─── EXERCISE INPUT

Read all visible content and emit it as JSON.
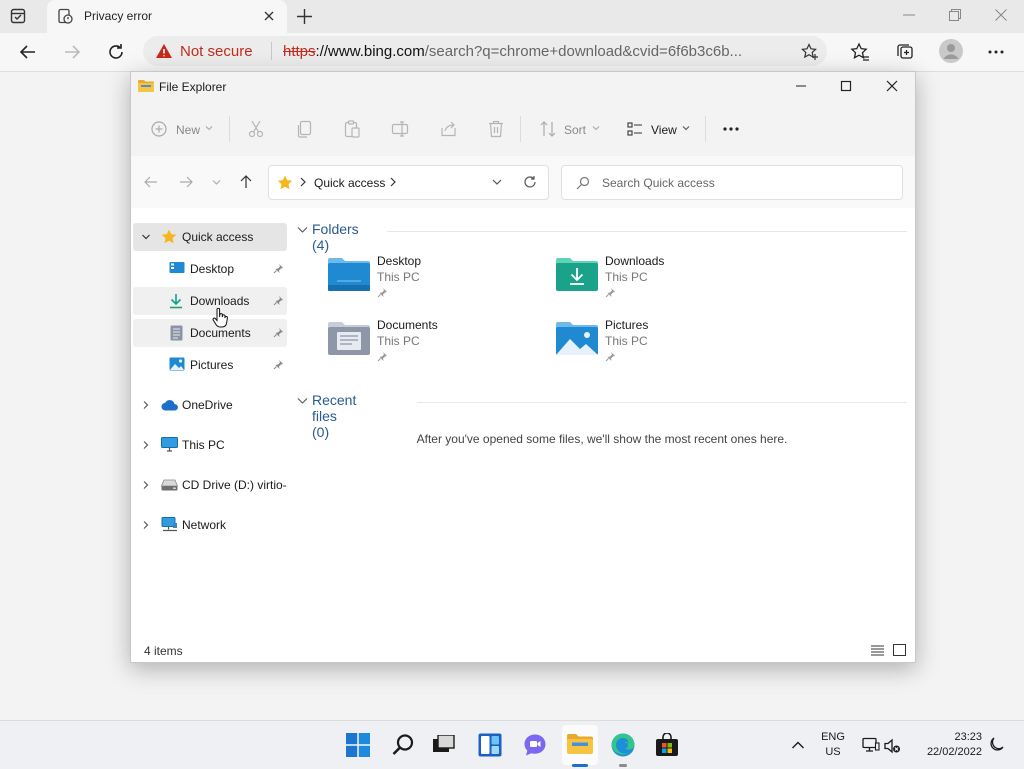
{
  "browser": {
    "tab_title": "Privacy error",
    "security_label": "Not secure",
    "url_scheme": "https",
    "url_domain": "://www.bing.com",
    "url_path": "/search?q=chrome+download&cvid=6f6b3c6b..."
  },
  "explorer": {
    "title": "File Explorer",
    "commands": {
      "new": "New",
      "sort": "Sort",
      "view": "View"
    },
    "breadcrumb": "Quick access",
    "search_placeholder": "Search Quick access",
    "sidebar": [
      {
        "label": "Quick access",
        "icon": "star-icon"
      },
      {
        "label": "Desktop",
        "icon": "desktop-icon"
      },
      {
        "label": "Downloads",
        "icon": "download-icon"
      },
      {
        "label": "Documents",
        "icon": "documents-icon"
      },
      {
        "label": "Pictures",
        "icon": "pictures-icon"
      },
      {
        "label": "OneDrive",
        "icon": "cloud-icon"
      },
      {
        "label": "This PC",
        "icon": "pc-icon"
      },
      {
        "label": "CD Drive (D:) virtio-",
        "icon": "drive-icon"
      },
      {
        "label": "Network",
        "icon": "network-icon"
      }
    ],
    "folders_heading": "Folders (4)",
    "folders": [
      {
        "name": "Desktop",
        "location": "This PC"
      },
      {
        "name": "Downloads",
        "location": "This PC"
      },
      {
        "name": "Documents",
        "location": "This PC"
      },
      {
        "name": "Pictures",
        "location": "This PC"
      }
    ],
    "recent_heading": "Recent files (0)",
    "recent_empty": "After you've opened some files, we'll show the most recent ones here.",
    "status_count": "4 items"
  },
  "taskbar": {
    "lang_line1": "ENG",
    "lang_line2": "US",
    "time": "23:23",
    "date": "22/02/2022"
  },
  "colors": {
    "accent": "#0067c0",
    "danger": "#c42b1c",
    "folder_blue": "#2f8fd6",
    "folder_teal": "#1aa38a"
  }
}
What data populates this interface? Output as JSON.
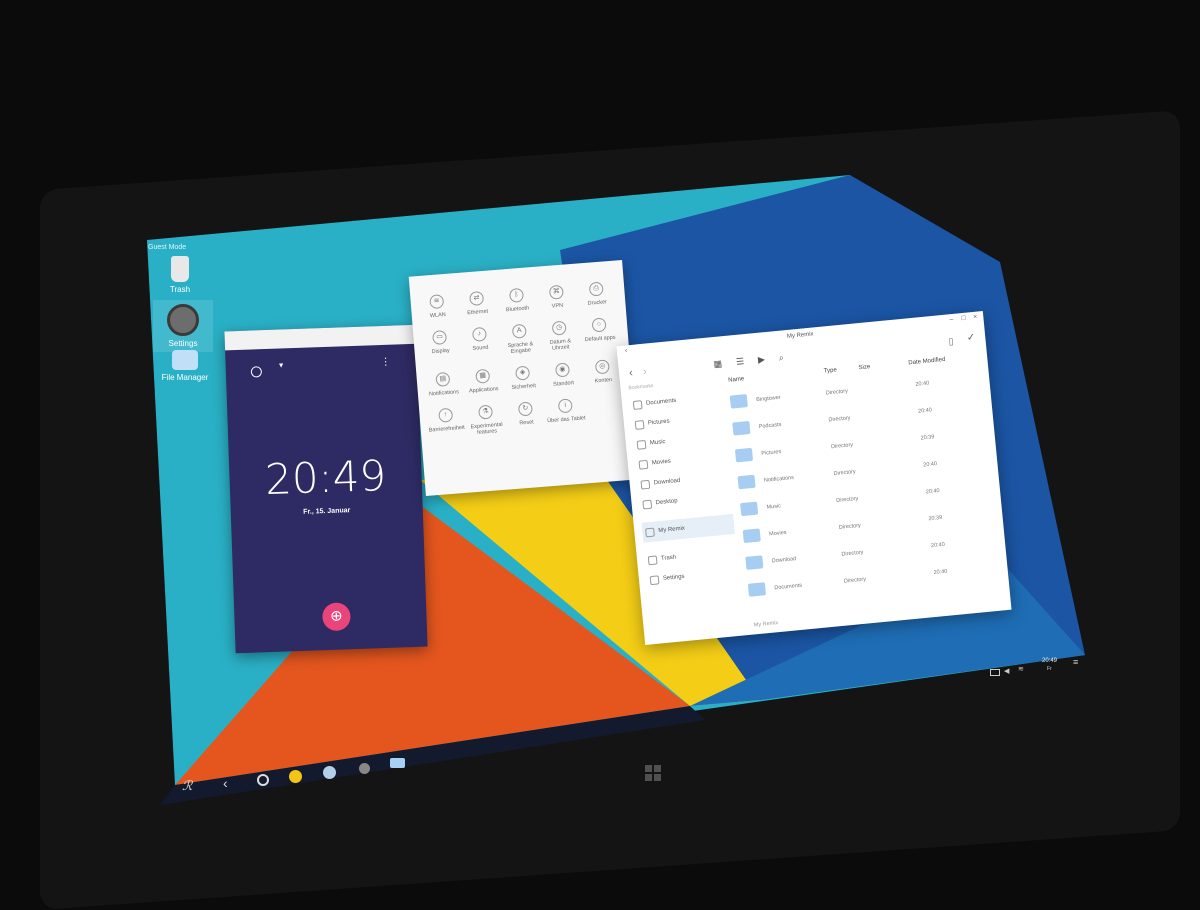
{
  "desktop": {
    "mode_label": "Guest Mode",
    "icons": [
      {
        "label": "Trash",
        "icon": "trash-icon"
      },
      {
        "label": "Settings",
        "icon": "gear-icon"
      },
      {
        "label": "File Manager",
        "icon": "folder-icon"
      }
    ]
  },
  "clock_app": {
    "time": "20:49",
    "date": "Fr., 15. Januar",
    "fab_icon": "globe-icon"
  },
  "settings_app": {
    "items": [
      "WLAN",
      "Ethernet",
      "Bluetooth",
      "VPN",
      "Drucker",
      "Display",
      "Sound",
      "Sprache & Eingabe",
      "Datum & Uhrzeit",
      "Default apps",
      "Notifications",
      "Applications",
      "Sicherheit",
      "Standort",
      "Konten",
      "Barrierefreiheit",
      "Experimental features",
      "Reset",
      "Über das Tablet"
    ]
  },
  "file_manager": {
    "title": "My Remix",
    "sidebar": {
      "section": "Bookmarks",
      "items": [
        "Documents",
        "Pictures",
        "Music",
        "Movies",
        "Download",
        "Desktop",
        "My Remix",
        "Trash",
        "Settings"
      ]
    },
    "columns": {
      "name": "Name",
      "type": "Type",
      "size": "Size",
      "date": "Date Modified"
    },
    "rows": [
      {
        "name": "Bingtower",
        "type": "Directory",
        "time": "20:40"
      },
      {
        "name": "Podcasts",
        "type": "Directory",
        "time": "20:40"
      },
      {
        "name": "Pictures",
        "type": "Directory",
        "time": "20:39"
      },
      {
        "name": "Notifications",
        "type": "Directory",
        "time": "20:40"
      },
      {
        "name": "Music",
        "type": "Directory",
        "time": "20:40"
      },
      {
        "name": "Movies",
        "type": "Directory",
        "time": "20:39"
      },
      {
        "name": "Download",
        "type": "Directory",
        "time": "20:40"
      },
      {
        "name": "Documents",
        "type": "Directory",
        "time": "20:40"
      }
    ],
    "footer": "My Remix"
  },
  "tray": {
    "time": "20:49",
    "day": "Fr"
  },
  "colors": {
    "teal": "#2ab0c6",
    "navy": "#1b55a4",
    "orange": "#e4561e",
    "yellow": "#f3cd16",
    "clock_bg": "#2e2a63",
    "fab": "#e9457b"
  }
}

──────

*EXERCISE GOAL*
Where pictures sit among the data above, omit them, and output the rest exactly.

*PROBLEM SOLUTION*
Read all visible content and emit it as JSON.
{
  "browser": {
    "tab_title": "Privacy error",
    "security_label": "Not secure",
    "url_scheme": "https",
    "url_domain": "://www.bing.com",
    "url_path": "/search?q=chrome+download&cvid=6f6b3c6b..."
  },
  "explorer": {
    "title": "File Explorer",
    "commands": {
      "new": "New",
      "sort": "Sort",
      "view": "View"
    },
    "breadcrumb": "Quick access",
    "search_placeholder": "Search Quick access",
    "sidebar": [
      {
        "label": "Quick access",
        "icon": "star-icon"
      },
      {
        "label": "Desktop",
        "icon": "desktop-icon"
      },
      {
        "label": "Downloads",
        "icon": "download-icon"
      },
      {
        "label": "Documents",
        "icon": "documents-icon"
      },
      {
        "label": "Pictures",
        "icon": "pictures-icon"
      },
      {
        "label": "OneDrive",
        "icon": "cloud-icon"
      },
      {
        "label": "This PC",
        "icon": "pc-icon"
      },
      {
        "label": "CD Drive (D:) virtio-",
        "icon": "drive-icon"
      },
      {
        "label": "Network",
        "icon": "network-icon"
      }
    ],
    "folders_heading": "Folders (4)",
    "folders": [
      {
        "name": "Desktop",
        "location": "This PC"
      },
      {
        "name": "Downloads",
        "location": "This PC"
      },
      {
        "name": "Documents",
        "location": "This PC"
      },
      {
        "name": "Pictures",
        "location": "This PC"
      }
    ],
    "recent_heading": "Recent files (0)",
    "recent_empty": "After you've opened some files, we'll show the most recent ones here.",
    "status_count": "4 items"
  },
  "taskbar": {
    "lang_line1": "ENG",
    "lang_line2": "US",
    "time": "23:23",
    "date": "22/02/2022"
  },
  "colors": {
    "accent": "#0067c0",
    "danger": "#c42b1c",
    "folder_blue": "#2f8fd6",
    "folder_teal": "#1aa38a"
  }
}
What data populates this interface? Output as JSON.
{
  "desktop": {
    "mode_label": "Guest Mode",
    "icons": [
      {
        "label": "Trash",
        "icon": "trash-icon"
      },
      {
        "label": "Settings",
        "icon": "gear-icon"
      },
      {
        "label": "File Manager",
        "icon": "folder-icon"
      }
    ]
  },
  "clock_app": {
    "time": "20:49",
    "date": "Fr., 15. Januar",
    "fab_icon": "globe-icon"
  },
  "settings_app": {
    "items": [
      "WLAN",
      "Ethernet",
      "Bluetooth",
      "VPN",
      "Drucker",
      "Display",
      "Sound",
      "Sprache & Eingabe",
      "Datum & Uhrzeit",
      "Default apps",
      "Notifications",
      "Applications",
      "Sicherheit",
      "Standort",
      "Konten",
      "Barrierefreiheit",
      "Experimental features",
      "Reset",
      "Über das Tablet"
    ]
  },
  "file_manager": {
    "title": "My Remix",
    "sidebar": {
      "section": "Bookmarks",
      "items": [
        "Documents",
        "Pictures",
        "Music",
        "Movies",
        "Download",
        "Desktop",
        "My Remix",
        "Trash",
        "Settings"
      ]
    },
    "columns": {
      "name": "Name",
      "type": "Type",
      "size": "Size",
      "date": "Date Modified"
    },
    "rows": [
      {
        "name": "Bingtower",
        "type": "Directory",
        "time": "20:40"
      },
      {
        "name": "Podcasts",
        "type": "Directory",
        "time": "20:40"
      },
      {
        "name": "Pictures",
        "type": "Directory",
        "time": "20:39"
      },
      {
        "name": "Notifications",
        "type": "Directory",
        "time": "20:40"
      },
      {
        "name": "Music",
        "type": "Directory",
        "time": "20:40"
      },
      {
        "name": "Movies",
        "type": "Directory",
        "time": "20:39"
      },
      {
        "name": "Download",
        "type": "Directory",
        "time": "20:40"
      },
      {
        "name": "Documents",
        "type": "Directory",
        "time": "20:40"
      }
    ],
    "footer": "My Remix"
  },
  "tray": {
    "time": "20:49",
    "day": "Fr"
  },
  "colors": {
    "teal": "#2ab0c6",
    "navy": "#1b55a4",
    "orange": "#e4561e",
    "yellow": "#f3cd16",
    "clock_bg": "#2e2a63",
    "fab": "#e9457b"
  }
}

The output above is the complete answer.